“You’re a good man, Buddy Best. And I want to say -- that agreement we made over the phone, concerning Cordelia, and Deirdre --”

“The famous Two Daughters Agreement.”

“Yes. I want to say that, well, I admit, I was angry, I was hurt, hurt as only a father can be hurt -- but now -- well, at the proper time we will talk about the whole business. Man to man.”

Iggy came out of the recording studio and looked at Buddy and the Mariner.

“That’s okay, Stephen. We don’t have to talk about it, and I’m not going to, uh, see her.”

Buddy sought and failed again to free his arm from the Mariner’s grappling-hook.

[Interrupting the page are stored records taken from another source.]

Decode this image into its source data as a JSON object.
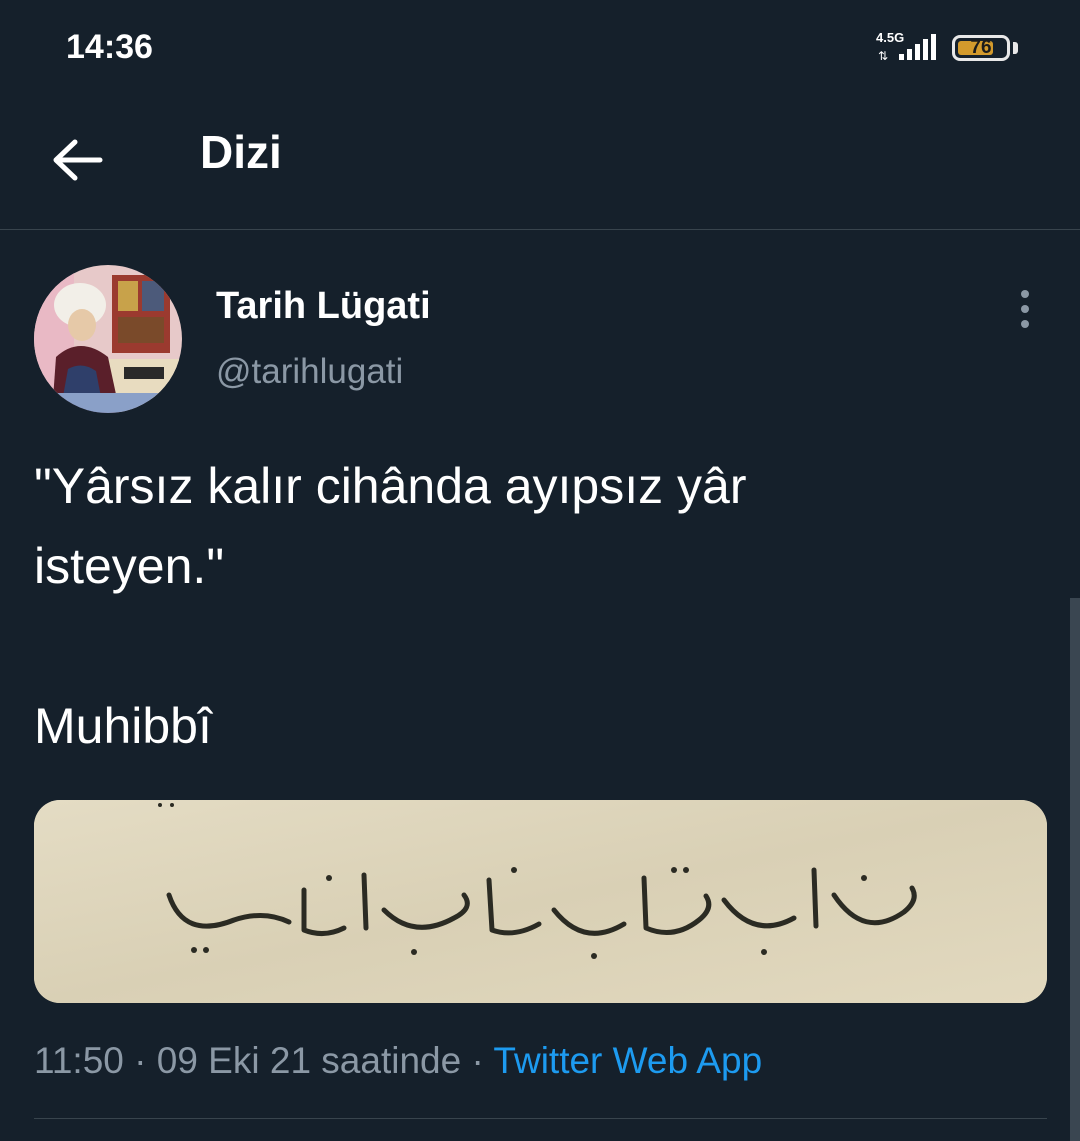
{
  "status_bar": {
    "time": "14:36",
    "network": "4.5G",
    "battery": "76",
    "battery_level": 0.76
  },
  "header": {
    "back_icon": "back-arrow-icon",
    "title": "Dizi"
  },
  "tweet": {
    "author": {
      "name": "Tarih Lügati",
      "handle": "@tarihlugati"
    },
    "more_icon": "more-vertical-icon",
    "text": "\"Yârsız kalır cihânda ayıpsız yâr\nisteyen.\"\n\nMuhibbî",
    "media_alt": "manuscript-line-image",
    "time": "11:50",
    "date": "09 Eki 21 saatinde",
    "separator": "·",
    "source": "Twitter Web App"
  },
  "colors": {
    "background": "#15202b",
    "secondary_text": "#8b98a5",
    "link": "#1d9bf0",
    "divider": "#38444d"
  }
}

“But -- she is -- oh, this is so difficult for me, because she is my daughter, but besides her obvious physical charms, even if she is a bit oh shall we say rondelette --”

Now Heather came out of the studio.

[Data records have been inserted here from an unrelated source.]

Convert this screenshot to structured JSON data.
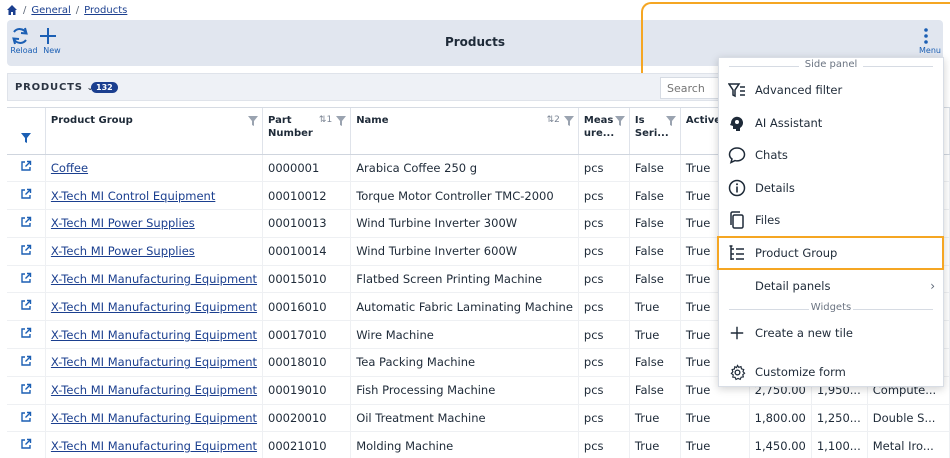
{
  "breadcrumb": {
    "items": [
      "General",
      "Products"
    ]
  },
  "toolbar": {
    "reload_label": "Reload",
    "new_label": "New",
    "title": "Products",
    "menu_label": "Menu"
  },
  "list": {
    "title": "PRODUCTS",
    "count": "132",
    "search_placeholder": "Search"
  },
  "table": {
    "headers": {
      "product_group": "Product Group",
      "part_number": "Part Number",
      "part_number_sort": "1",
      "name": "Name",
      "name_sort": "2",
      "measure": "Meas ure...",
      "is_serial": "Is Seri...",
      "active": "Active"
    },
    "rows": [
      {
        "group": "Coffee",
        "part": "0000001",
        "name": "Arabica Coffee 250 g",
        "measure": "pcs",
        "serial": "False",
        "active": "True",
        "c1": "",
        "c2": "",
        "c3": ""
      },
      {
        "group": "X-Tech MI Control Equipment",
        "part": "00010012",
        "name": "Torque Motor Controller TMC-2000",
        "measure": "pcs",
        "serial": "False",
        "active": "True",
        "c1": "",
        "c2": "",
        "c3": ""
      },
      {
        "group": "X-Tech MI Power Supplies",
        "part": "00010013",
        "name": "Wind Turbine Inverter 300W",
        "measure": "pcs",
        "serial": "False",
        "active": "True",
        "c1": "",
        "c2": "",
        "c3": ""
      },
      {
        "group": "X-Tech MI Power Supplies",
        "part": "00010014",
        "name": "Wind Turbine Inverter 600W",
        "measure": "pcs",
        "serial": "False",
        "active": "True",
        "c1": "",
        "c2": "",
        "c3": ""
      },
      {
        "group": "X-Tech MI Manufacturing Equipment",
        "part": "00015010",
        "name": "Flatbed Screen Printing Machine",
        "measure": "pcs",
        "serial": "False",
        "active": "True",
        "c1": "",
        "c2": "",
        "c3": ""
      },
      {
        "group": "X-Tech MI Manufacturing Equipment",
        "part": "00016010",
        "name": "Automatic Fabric Laminating Machine",
        "measure": "pcs",
        "serial": "True",
        "active": "True",
        "c1": "",
        "c2": "",
        "c3": ""
      },
      {
        "group": "X-Tech MI Manufacturing Equipment",
        "part": "00017010",
        "name": "Wire Machine",
        "measure": "pcs",
        "serial": "True",
        "active": "True",
        "c1": "",
        "c2": "",
        "c3": ""
      },
      {
        "group": "X-Tech MI Manufacturing Equipment",
        "part": "00018010",
        "name": "Tea Packing Machine",
        "measure": "pcs",
        "serial": "False",
        "active": "True",
        "c1": "",
        "c2": "",
        "c3": ""
      },
      {
        "group": "X-Tech MI Manufacturing Equipment",
        "part": "00019010",
        "name": "Fish Processing Machine",
        "measure": "pcs",
        "serial": "False",
        "active": "True",
        "c1": "2,750.00",
        "c2": "1,950...",
        "c3": "Compute..."
      },
      {
        "group": "X-Tech MI Manufacturing Equipment",
        "part": "00020010",
        "name": "Oil Treatment Machine",
        "measure": "pcs",
        "serial": "True",
        "active": "True",
        "c1": "1,800.00",
        "c2": "1,250...",
        "c3": "Double S..."
      },
      {
        "group": "X-Tech MI Manufacturing Equipment",
        "part": "00021010",
        "name": "Molding Machine",
        "measure": "pcs",
        "serial": "True",
        "active": "True",
        "c1": "1,450.00",
        "c2": "1,100...",
        "c3": "Metal Iro..."
      }
    ]
  },
  "menu": {
    "section_side_panel": "Side panel",
    "section_widgets": "Widgets",
    "items": [
      {
        "label": "Advanced filter",
        "icon": "advanced-filter-icon"
      },
      {
        "label": "AI Assistant",
        "icon": "ai-assistant-icon"
      },
      {
        "label": "Chats",
        "icon": "chat-icon"
      },
      {
        "label": "Details",
        "icon": "info-icon"
      },
      {
        "label": "Files",
        "icon": "files-icon"
      },
      {
        "label": "Product Group",
        "icon": "product-group-icon"
      },
      {
        "label": "Detail panels",
        "icon": ""
      },
      {
        "label": "Create a new tile",
        "icon": "plus-icon"
      },
      {
        "label": "Customize form",
        "icon": "gear-icon"
      }
    ]
  },
  "colors": {
    "accent": "#1b5fb4",
    "link": "#1b3f8f",
    "highlight": "#f5a623",
    "toolbar_bg": "#e1e6ef"
  }
}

“What?” said Buddy.

Rondelette. Oh, what’s the word in English? Chubby. Yes. But in a healthy way.”

“Christ, I hope you don’t say that to her.”

“Well, I do enjoin her to try to keep a fit figure. An actress’s body is her primary instrument, you know.”

“Uh huh.”

The recording engineer came out of the studio and joined Iggy and Heather.

“But, as I say, besides her fleshly charms -- and perhaps you are a man who appreciates a bit of -- embonpont -- she has also a certain, oh, how shall I put it --”

Je ne sais quoi?”

“Yes, exactly. A certain je ne sais quoi.”

“Right, well --”

Once again Buddy tried to wrest his arm free, but the Mariner’s death-grip held.

“We really should have a good talk, just you and me, a nice stroll along the beach.”

“What about Joan?”

“What about Joan?” said the Mariner, all innocence.

“How’s she going to take you and me chatting on the beach?”

The Mariner chuckled.

“Oh, leave Joan to me.”

Gladly, thought Buddy. And you to her.

Iggy and Heather and the engineer had all lit up cigarettes.

“Okay, well, look, Stephen, I really gotta run, and I think you’ve got some ADR work to do.”

“Yes, quite.” Finally he let loose his hold on Buddy’s tingling arm. “So, we’ll keep it open about lunch Saturday?”

“Right, keep it open.”

Buddy shook out his arm, getting the bloodflow back before gangrene could set in.

“Perhaps we can make a day of it,” said the Mariner. “Play some frisbee.”

“Well, we’ll see, Stephen.”

“Because we really should talk,” said the Mariner. And then, gently, “About Cordelia.”

“But I already told you, you have nothing to worry about. I’m not going to have anything to do with Cordelia.”

“But maybe it doesn’t have to be that way.”

Buddy didn’t say anything.

“We’ll talk.”

Buddy didn’t say a thing out loud.

Au revoir, Buddy.”

“Okay. Later.”

(Continued here, although Buddy may wish otherwise.)

(Kindly go to the right-hand column of this page to find a scrupulously up-to-date listing of links to all other published episodes of Uncle Buddy’s House™, not a pretty story but one we insist on telling anyway.

7 comments:

dianne said...

Love it!

Dan Leo said...

As Jeeves said to Bertie Wooster, "I endeavour to give satisfaction."

kathleenmaher said...

The image of the Mariner and Buddy playing frisbee just doesn't quit.

Goodtime Samaritan said...

The mariner is my hero.

Dan Leo said...

The image of Buddy and the Mariner playing frisbee on the beach is indeed a horrifying one.

And, yes, I too confess to a fondness for the Ancient Mariner, God help me.

Manny said...

Let's not forget Philip. You have a fine sense for a young man's idiocy.

Dan Leo said...

That's 'cause I'm young at heart, Manny.